Biochemical Attack: Overview
Chemical warfare is warfare through the utilization of the toxic properties of chemical substances to kill, injure or incapacitate an enemy.
Chemical warfare is far deviant from the conventional warfare, using weapons like guns, bombs and artillery, because the destructive capabilities of chemical weapons are not limited to explosive power or a static event like a single death or an ammunitions explosion. Under the Chemical Weapons Convention protocols, the antagonistic use of living organisms (i.e. anthrax) and the use of nonliving toxins produced by living organisms (i.e. saxitoxin) are considered as chemical warfare. This international treaty stipulates that any toxin used for motives different from those allowed by the General Purpose Criterion (essentially defining necessary and allowable uses of chemicals) can be considered a chemical weapon.
Nearly 70 different chemicals have been classified as Chemical Weapons agents during the past century. Chemical weapons are defined by the United Nations as weapons of mass destruction and their creation and proliferation was outlawed by the same Chemical Weapons Convention. The convention also deemed that chemicals would be organized into three significantly different molecular based categories:
- Schedule 1
- These chemicals have very limited uses. They are relegated to use only for research and medical purposes. An example of such chemical is mustard gas.
- Schedule 2
- These chemicals have limited large-scale use, however are readily employable on a small-scale level.
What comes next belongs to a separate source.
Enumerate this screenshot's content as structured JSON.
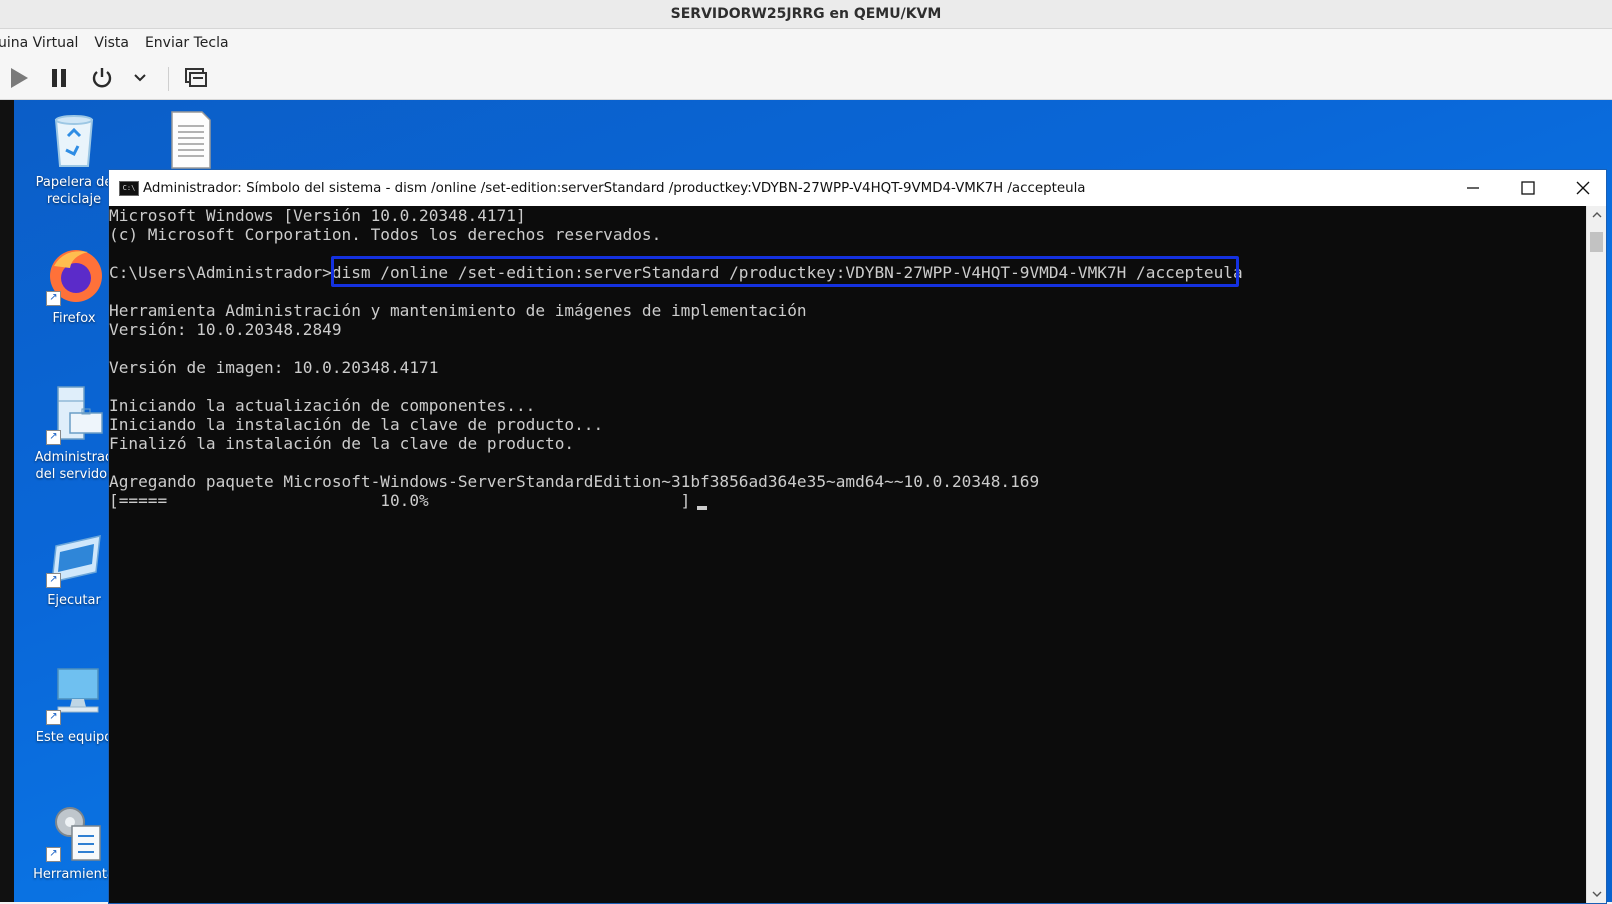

An example of such a chemical is the diluted product of sarin.
- Schedule 3
- These chemicals have qualifiedly legal warrants for large-scale production. An example of such a chemical would be chloropicrin.